* [Task instructions] Here you must reproduce each line of the data exactly.

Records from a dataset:
== Segment start ==

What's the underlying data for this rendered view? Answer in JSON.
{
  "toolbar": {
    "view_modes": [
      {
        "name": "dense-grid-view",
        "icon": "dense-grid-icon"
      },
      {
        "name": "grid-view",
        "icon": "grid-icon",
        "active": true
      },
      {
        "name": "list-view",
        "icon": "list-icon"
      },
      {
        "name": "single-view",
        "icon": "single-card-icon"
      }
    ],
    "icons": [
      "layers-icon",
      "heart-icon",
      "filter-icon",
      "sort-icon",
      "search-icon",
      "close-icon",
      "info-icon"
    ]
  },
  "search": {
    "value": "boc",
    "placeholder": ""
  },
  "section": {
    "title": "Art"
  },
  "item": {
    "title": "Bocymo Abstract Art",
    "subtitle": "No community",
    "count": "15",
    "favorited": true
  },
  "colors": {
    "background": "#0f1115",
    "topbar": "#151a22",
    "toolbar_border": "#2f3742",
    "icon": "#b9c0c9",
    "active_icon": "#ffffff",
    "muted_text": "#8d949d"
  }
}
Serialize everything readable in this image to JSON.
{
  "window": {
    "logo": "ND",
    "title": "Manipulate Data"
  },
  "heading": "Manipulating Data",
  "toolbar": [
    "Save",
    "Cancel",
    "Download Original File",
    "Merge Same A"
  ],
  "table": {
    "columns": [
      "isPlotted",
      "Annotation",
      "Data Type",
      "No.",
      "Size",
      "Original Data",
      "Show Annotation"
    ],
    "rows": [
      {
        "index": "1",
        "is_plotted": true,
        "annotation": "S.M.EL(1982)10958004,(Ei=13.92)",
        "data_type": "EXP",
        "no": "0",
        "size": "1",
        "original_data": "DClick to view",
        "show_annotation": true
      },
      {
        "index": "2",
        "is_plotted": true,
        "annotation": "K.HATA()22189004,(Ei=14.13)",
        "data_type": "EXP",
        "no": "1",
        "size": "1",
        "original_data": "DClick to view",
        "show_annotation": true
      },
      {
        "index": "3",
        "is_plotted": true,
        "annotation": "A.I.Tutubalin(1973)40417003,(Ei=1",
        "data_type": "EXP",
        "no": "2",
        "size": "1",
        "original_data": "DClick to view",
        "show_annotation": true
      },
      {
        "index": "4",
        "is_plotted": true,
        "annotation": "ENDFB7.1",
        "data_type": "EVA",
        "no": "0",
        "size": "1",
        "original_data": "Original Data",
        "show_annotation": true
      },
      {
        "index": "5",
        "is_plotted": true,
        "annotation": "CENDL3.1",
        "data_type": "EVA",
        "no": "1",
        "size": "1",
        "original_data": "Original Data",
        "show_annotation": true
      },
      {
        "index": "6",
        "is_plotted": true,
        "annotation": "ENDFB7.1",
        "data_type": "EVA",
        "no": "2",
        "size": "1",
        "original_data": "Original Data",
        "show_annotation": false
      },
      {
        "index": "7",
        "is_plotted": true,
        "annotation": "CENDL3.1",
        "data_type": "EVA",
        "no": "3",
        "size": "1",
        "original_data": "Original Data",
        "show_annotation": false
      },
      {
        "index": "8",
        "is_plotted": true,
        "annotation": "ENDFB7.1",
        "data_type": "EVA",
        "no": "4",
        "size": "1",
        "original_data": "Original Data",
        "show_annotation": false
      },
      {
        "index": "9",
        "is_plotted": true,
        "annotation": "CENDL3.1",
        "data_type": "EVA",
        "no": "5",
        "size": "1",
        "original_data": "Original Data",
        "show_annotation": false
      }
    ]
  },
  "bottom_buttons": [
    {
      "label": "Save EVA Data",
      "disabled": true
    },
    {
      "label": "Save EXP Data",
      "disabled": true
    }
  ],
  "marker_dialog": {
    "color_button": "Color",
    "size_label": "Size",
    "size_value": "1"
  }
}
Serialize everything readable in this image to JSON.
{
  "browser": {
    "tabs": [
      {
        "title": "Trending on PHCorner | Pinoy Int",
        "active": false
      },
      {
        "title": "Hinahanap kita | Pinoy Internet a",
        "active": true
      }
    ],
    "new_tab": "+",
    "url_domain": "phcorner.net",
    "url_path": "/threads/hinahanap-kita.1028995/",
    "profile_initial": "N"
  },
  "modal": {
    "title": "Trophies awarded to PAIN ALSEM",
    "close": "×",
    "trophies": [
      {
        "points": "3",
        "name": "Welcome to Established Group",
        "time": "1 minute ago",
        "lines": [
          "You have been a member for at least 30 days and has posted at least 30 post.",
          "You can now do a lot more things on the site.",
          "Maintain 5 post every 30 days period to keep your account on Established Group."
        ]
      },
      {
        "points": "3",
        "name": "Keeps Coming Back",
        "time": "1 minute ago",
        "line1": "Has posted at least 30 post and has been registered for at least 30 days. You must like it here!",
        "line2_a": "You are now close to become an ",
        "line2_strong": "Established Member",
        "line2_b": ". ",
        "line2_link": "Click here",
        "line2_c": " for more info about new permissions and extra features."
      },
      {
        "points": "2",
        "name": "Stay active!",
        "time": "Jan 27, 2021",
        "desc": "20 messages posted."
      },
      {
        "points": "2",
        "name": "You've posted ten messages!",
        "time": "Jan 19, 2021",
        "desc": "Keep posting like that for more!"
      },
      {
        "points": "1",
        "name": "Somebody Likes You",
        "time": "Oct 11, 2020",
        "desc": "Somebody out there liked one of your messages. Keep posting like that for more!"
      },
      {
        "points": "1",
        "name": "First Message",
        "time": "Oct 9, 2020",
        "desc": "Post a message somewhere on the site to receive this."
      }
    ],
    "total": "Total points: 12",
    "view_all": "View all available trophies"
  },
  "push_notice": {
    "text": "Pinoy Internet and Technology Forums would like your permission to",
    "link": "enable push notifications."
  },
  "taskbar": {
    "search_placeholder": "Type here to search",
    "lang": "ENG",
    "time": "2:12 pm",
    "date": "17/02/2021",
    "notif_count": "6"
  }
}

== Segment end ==

* [Answer to this task]
What's the underlying data for this rendered view? Answer in JSON.
{
  "toolbar": {
    "view_modes": [
      {
        "name": "dense-grid-view",
        "icon": "dense-grid-icon"
      },
      {
        "name": "grid-view",
        "icon": "grid-icon",
        "active": true
      },
      {
        "name": "list-view",
        "icon": "list-icon"
      },
      {
        "name": "single-view",
        "icon": "single-card-icon"
      }
    ],
    "icons": [
      "layers-icon",
      "heart-icon",
      "filter-icon",
      "sort-icon",
      "search-icon",
      "close-icon",
      "info-icon"
    ]
  },
  "search": {
    "value": "boc",
    "placeholder": ""
  },
  "section": {
    "title": "Art"
  },
  "item": {
    "title": "Bocymo Abstract Art",
    "subtitle": "No community",
    "count": "15",
    "favorited": true
  },
  "colors": {
    "background": "#0f1115",
    "topbar": "#151a22",
    "toolbar_border": "#2f3742",
    "icon": "#b9c0c9",
    "active_icon": "#ffffff",
    "muted_text": "#8d949d"
  }
}
Serialize everything readable in this image to JSON.
{
  "window": {
    "logo": "ND",
    "title": "Manipulate Data"
  },
  "heading": "Manipulating Data",
  "toolbar": [
    "Save",
    "Cancel",
    "Download Original File",
    "Merge Same A"
  ],
  "table": {
    "columns": [
      "isPlotted",
      "Annotation",
      "Data Type",
      "No.",
      "Size",
      "Original Data",
      "Show Annotation"
    ],
    "rows": [
      {
        "index": "1",
        "is_plotted": true,
        "annotation": "S.M.EL(1982)10958004,(Ei=13.92)",
        "data_type": "EXP",
        "no": "0",
        "size": "1",
        "original_data": "DClick to view",
        "show_annotation": true
      },
      {
        "index": "2",
        "is_plotted": true,
        "annotation": "K.HATA()22189004,(Ei=14.13)",
        "data_type": "EXP",
        "no": "1",
        "size": "1",
        "original_data": "DClick to view",
        "show_annotation": true
      },
      {
        "index": "3",
        "is_plotted": true,
        "annotation": "A.I.Tutubalin(1973)40417003,(Ei=1",
        "data_type": "EXP",
        "no": "2",
        "size": "1",
        "original_data": "DClick to view",
        "show_annotation": true
      },
      {
        "index": "4",
        "is_plotted": true,
        "annotation": "ENDFB7.1",
        "data_type": "EVA",
        "no": "0",
        "size": "1",
        "original_data": "Original Data",
        "show_annotation": true
      },
      {
        "index": "5",
        "is_plotted": true,
        "annotation": "CENDL3.1",
        "data_type": "EVA",
        "no": "1",
        "size": "1",
        "original_data": "Original Data",
        "show_annotation": true
      },
      {
        "index": "6",
        "is_plotted": true,
        "annotation": "ENDFB7.1",
        "data_type": "EVA",
        "no": "2",
        "size": "1",
        "original_data": "Original Data",
        "show_annotation": false
      },
      {
        "index": "7",
        "is_plotted": true,
        "annotation": "CENDL3.1",
        "data_type": "EVA",
        "no": "3",
        "size": "1",
        "original_data": "Original Data",
        "show_annotation": false
      },
      {
        "index": "8",
        "is_plotted": true,
        "annotation": "ENDFB7.1",
        "data_type": "EVA",
        "no": "4",
        "size": "1",
        "original_data": "Original Data",
        "show_annotation": false
      },
      {
        "index": "9",
        "is_plotted": true,
        "annotation": "CENDL3.1",
        "data_type": "EVA",
        "no": "5",
        "size": "1",
        "original_data": "Original Data",
        "show_annotation": false
      }
    ]
  },
  "bottom_buttons": [
    {
      "label": "Save EVA Data",
      "disabled": true
    },
    {
      "label": "Save EXP Data",
      "disabled": true
    }
  ],
  "marker_dialog": {
    "color_button": "Color",
    "size_label": "Size",
    "size_value": "1"
  }
}
Serialize everything readable in this image to JSON.
{
  "browser": {
    "tabs": [
      {
        "title": "Trending on PHCorner | Pinoy Int",
        "active": false
      },
      {
        "title": "Hinahanap kita | Pinoy Internet a",
        "active": true
      }
    ],
    "new_tab": "+",
    "url_domain": "phcorner.net",
    "url_path": "/threads/hinahanap-kita.1028995/",
    "profile_initial": "N"
  },
  "modal": {
    "title": "Trophies awarded to PAIN ALSEM",
    "close": "×",
    "trophies": [
      {
        "points": "3",
        "name": "Welcome to Established Group",
        "time": "1 minute ago",
        "lines": [
          "You have been a member for at least 30 days and has posted at least 30 post.",
          "You can now do a lot more things on the site.",
          "Maintain 5 post every 30 days period to keep your account on Established Group."
        ]
      },
      {
        "points": "3",
        "name": "Keeps Coming Back",
        "time": "1 minute ago",
        "line1": "Has posted at least 30 post and has been registered for at least 30 days. You must like it here!",
        "line2_a": "You are now close to become an ",
        "line2_strong": "Established Member",
        "line2_b": ". ",
        "line2_link": "Click here",
        "line2_c": " for more info about new permissions and extra features."
      },
      {
        "points": "2",
        "name": "Stay active!",
        "time": "Jan 27, 2021",
        "desc": "20 messages posted."
      },
      {
        "points": "2",
        "name": "You've posted ten messages!",
        "time": "Jan 19, 2021",
        "desc": "Keep posting like that for more!"
      },
      {
        "points": "1",
        "name": "Somebody Likes You",
        "time": "Oct 11, 2020",
        "desc": "Somebody out there liked one of your messages. Keep posting like that for more!"
      },
      {
        "points": "1",
        "name": "First Message",
        "time": "Oct 9, 2020",
        "desc": "Post a message somewhere on the site to receive this."
      }
    ],
    "total": "Total points: 12",
    "view_all": "View all available trophies"
  },
  "push_notice": {
    "text": "Pinoy Internet and Technology Forums would like your permission to",
    "link": "enable push notifications."
  },
  "taskbar": {
    "search_placeholder": "Type here to search",
    "lang": "ENG",
    "time": "2:12 pm",
    "date": "17/02/2021",
    "notif_count": "6"
  }
}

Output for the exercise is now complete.